Why Sit Zazen?
On Thursday nights we host zazen dinner parties for our friends, which is just people I like coming by to sit zazen and eat a meal. It is low-key and warm and non-dogmatic. Next week I will hopefully be starting a zazen group for women at my school (I want to buy zafus for this group, so if you can donate something, I would be most grateful!). Talking to the administration about this group and trying to get it started, I was struck by how many doubts I have (still!) about the importance of zazen. I have to think of a name and focus for the group, and I keep wondering, will my group be general Buddhist, or strictly zazen, or an amorphous self-help and empowerment thing for women, or...? For some reason, I resisted (and still resist) calling it a zazen group.
The problem is, despite having transmission in this tradition, I still often wonder if Zen is the best path for me or any one else. Everyone is different, so Zen will not be for everyone. I can only speak for myself and from my own experiences, but even in the case of my own life I wonder why I continue to sit zazen. Why is this the path I've chosen? And to be honest, sometimes I cheat. I don't always sit zazen. Some days on the cushion my mind naturally slips into a loving-kindness practice, and I let it do its thing.
Like many people in the West, I first started practicing Buddhist meditation because I was stressed and unhappy. I was nineteen years old, living in a program house in college for anti-racist activists. It was my first time away from home, and I was stressed out of my mind from schoolwork. I was doing far too many drugs, drinking too much, hating men, hating America, hating oppression. My 19-year old body/mind couldn't support that lifestyle. So I started taking ten minutes out of my day just to sit, have tea, and read a dharma book. I first read Ethics for the New Millenium, by the Dalai Lama, and it really spoke to the work I was doing around racism and oppression. I started reading more, and sitting more. That ten minutes of sitting and tea became my favorite time of the day, and so I expanded it to 20, then to 30 minutes. I started sitting meditation retreats, mostly Vipassana, and they were my favorite thing. I felt calm and happiness for the first time since childhood.
For many people, and for me, a simple mindfulness practice will be the gateway for longer engagement with Buddhism. Sitting and watching my breath, noticing the sensations in my body, all of this gave rise to a different understanding of how to take care of my body and mind, and created a paradigm shift in how I lived my life. Eventually, I stopped doing drugs and drinking so much-- not because of any moralistic process or even because of the precepts. I just realized that pot and other drugs didn't make me feel good. To this day, when people offer to get me high I just say that I don't like the way it makes my body feel. Except for the occasional glass of wine with dinner, I would rather feel awake and present in my body.

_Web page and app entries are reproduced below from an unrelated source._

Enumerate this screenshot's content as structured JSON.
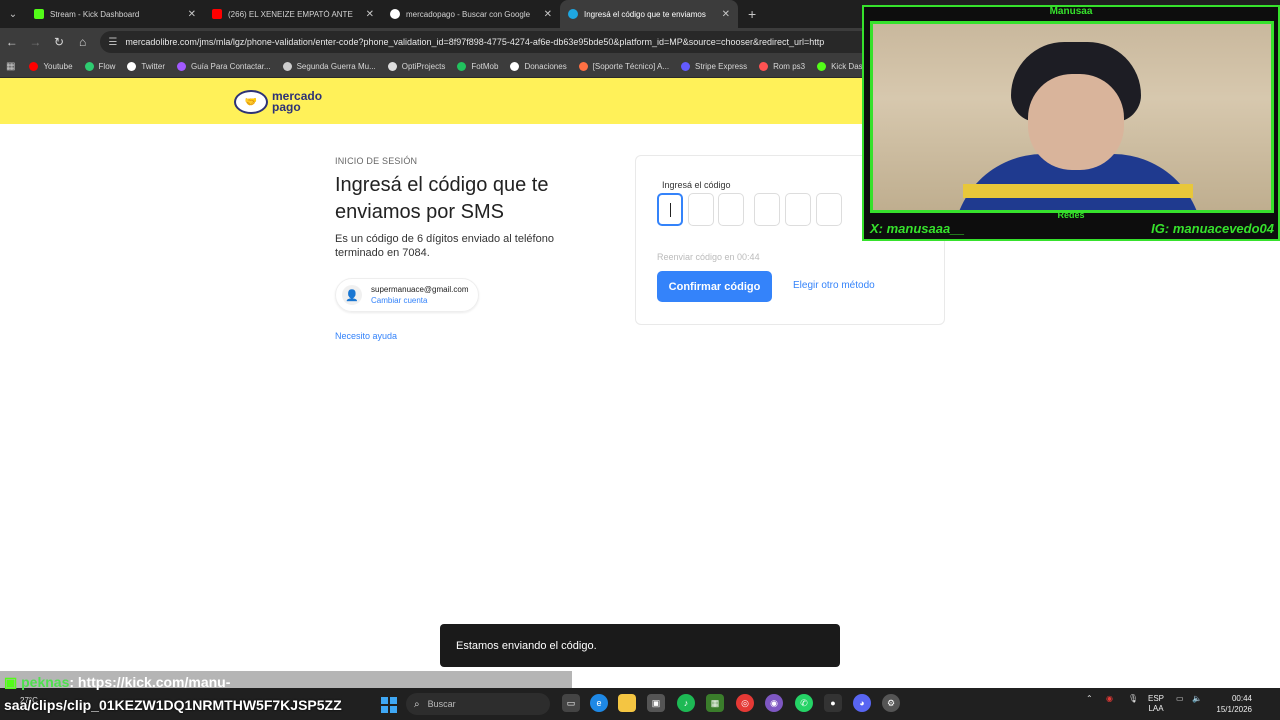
{
  "browser": {
    "tabs": [
      {
        "title": "Stream - Kick Dashboard",
        "color": "#53fc18"
      },
      {
        "title": "(266) EL XENEIZE EMPATÓ ANTE",
        "color": "#ff0000"
      },
      {
        "title": "mercadopago - Buscar con Google",
        "color": "#ffffff"
      },
      {
        "title": "Ingresá el código que te enviamos",
        "color": "#1ea7e1"
      }
    ],
    "url": "mercadolibre.com/jms/mla/lgz/phone-validation/enter-code?phone_validation_id=8f97f898-4775-4274-af6e-db63e95bde50&platform_id=MP&source=chooser&redirect_url=http",
    "bookmarks": [
      {
        "label": "Youtube",
        "color": "#ff0000"
      },
      {
        "label": "Flow",
        "color": "#2ecc71"
      },
      {
        "label": "Twitter",
        "color": "#ffffff"
      },
      {
        "label": "Guía Para Contactar...",
        "color": "#a259ff"
      },
      {
        "label": "Segunda Guerra Mu...",
        "color": "#cccccc"
      },
      {
        "label": "OptiProjects",
        "color": "#dddddd"
      },
      {
        "label": "FotMob",
        "color": "#21c25e"
      },
      {
        "label": "Donaciones",
        "color": "#ffffff"
      },
      {
        "label": "[Soporte Técnico] A...",
        "color": "#ff7043"
      },
      {
        "label": "Stripe Express",
        "color": "#635bff"
      },
      {
        "label": "Rom ps3",
        "color": "#ff5252"
      },
      {
        "label": "Kick Das",
        "color": "#53fc18"
      }
    ]
  },
  "page": {
    "logo_line1": "mercado",
    "logo_line2": "pago",
    "overline": "INICIO DE SESIÓN",
    "heading": "Ingresá el código que te enviamos por SMS",
    "description": "Es un código de 6 dígitos enviado al teléfono terminado en 7084.",
    "account_email": "supermanuace@gmail.com",
    "account_change": "Cambiar cuenta",
    "help_link": "Necesito ayuda",
    "code_label": "Ingresá el código",
    "resend": "Reenviar código en 00:44",
    "confirm_button": "Confirmar código",
    "other_method": "Elegir otro método",
    "toast": "Estamos enviando el código.",
    "accent": "#3483fa",
    "header_color": "#fff159"
  },
  "overlay": {
    "cam_title": "Manusaa",
    "redes": "Redes",
    "twitter": "X: manusaaa__",
    "instagram": "IG: manuacevedo04",
    "chat_user": "peknas",
    "chat_text_1": ": https://kick.com/manu-",
    "chat_text_2": "saa/clips/clip_01KEZW1DQ1NRMTHW5F7KJSP5ZZ"
  },
  "taskbar": {
    "weather": "27°C",
    "search_placeholder": "Buscar",
    "lang_1": "ESP",
    "lang_2": "LAA",
    "time": "00:44",
    "date": "15/1/2026"
  }
}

Most people come to Buddhism looking for peace of mind, for ease. So when I think about what I want to offer young women, part of me wants to offer them what got me hooked on Buddhism first, which is a simple mindfulness practice. I want to give them a triage of wellness, the basics of how to be sane as a young women in a sexist, racist, capitalist society. I want to tell them to go running every week, to go to yoga and therapy if they can afford it, to eat vegetables and protein, to find sexual partners who know how to give them orgasms, who respect them and who want to show up for relationship, to choose friends who support and empower them and make them laugh instead of being competitive, gossiping, and complaining. These things have been the foundations of my sanity as a woman living in modern society.
And yet I also know that sanity and wellness were never enough for me. I became my teacher's student because he was the first person I met to take my vocation seriously. When I showed up with my suffering, he didn't just tell me to go running or go to therapy, like so many teachers in America had. When I said I wanted to get enlightened, he gave me black robes and said knock yourself out. Here is a monastery and a cushion. Here is a tradition and a form. Do it. Practice like your head is on fire.

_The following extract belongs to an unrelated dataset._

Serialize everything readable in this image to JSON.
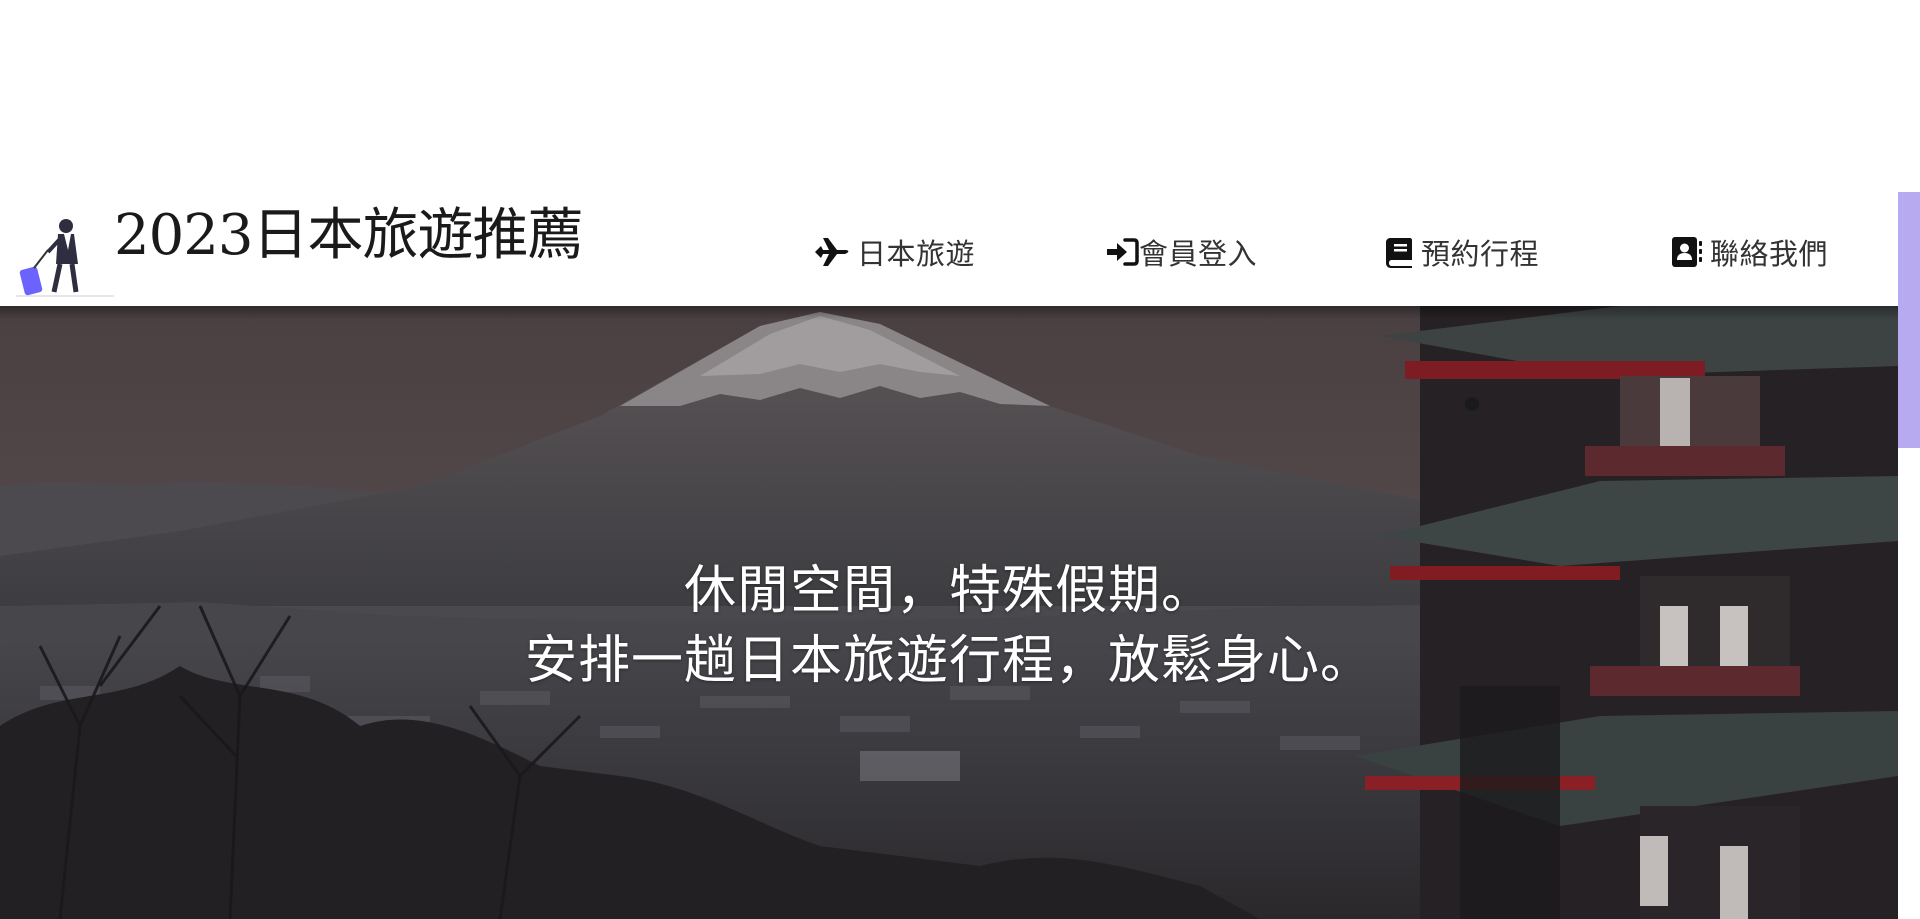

This is what zazen is like for me. It is more than wellness. It is standing in front of a massive, infinite, expanse of ocean. A terribly vast body of water that can kill me. And then it is facing the ocean instead of running away from it. It is sitting in front of a wall every day and facing, as Wallace Stevens writes, the "nothing that is not there and the nothing that is."
When I did my head monk ceremony in Japan, the case I chose was Joshu Washes His Bowl. It's a simple koan. A new monk goes to the abbot and says, "I have just arrived here, what can you teach me?" The abbot says, "Have you eaten breakfast?" The monk says yes. The abbot then says, "Wash your bowl."
Aoyama Roshi explained to me that this case is about zazen, about unending practice. Humans naturally know how to feed ourselves when we are hungry, and how to sleep when we are tired. But we don't naturally know how to feed our spiritual hunger. Practice and zazen are ways to nourish our body and mind in this way, and just like eating and sleeping, this is a need that never goes away, that is never fully satisfied. So we practice every day.
This is why I sit zazen. It is not the only way to feed spiritual hunger, but it is the way I have found. I practice to face that giant ocean of the unknown. And other times I just hang out simple ease. Somehow, both things happen.
I will be leading a half-day sit at Angel City Zen Center, Brad Warner's new center in Los Angeles, on October 1st. Information below: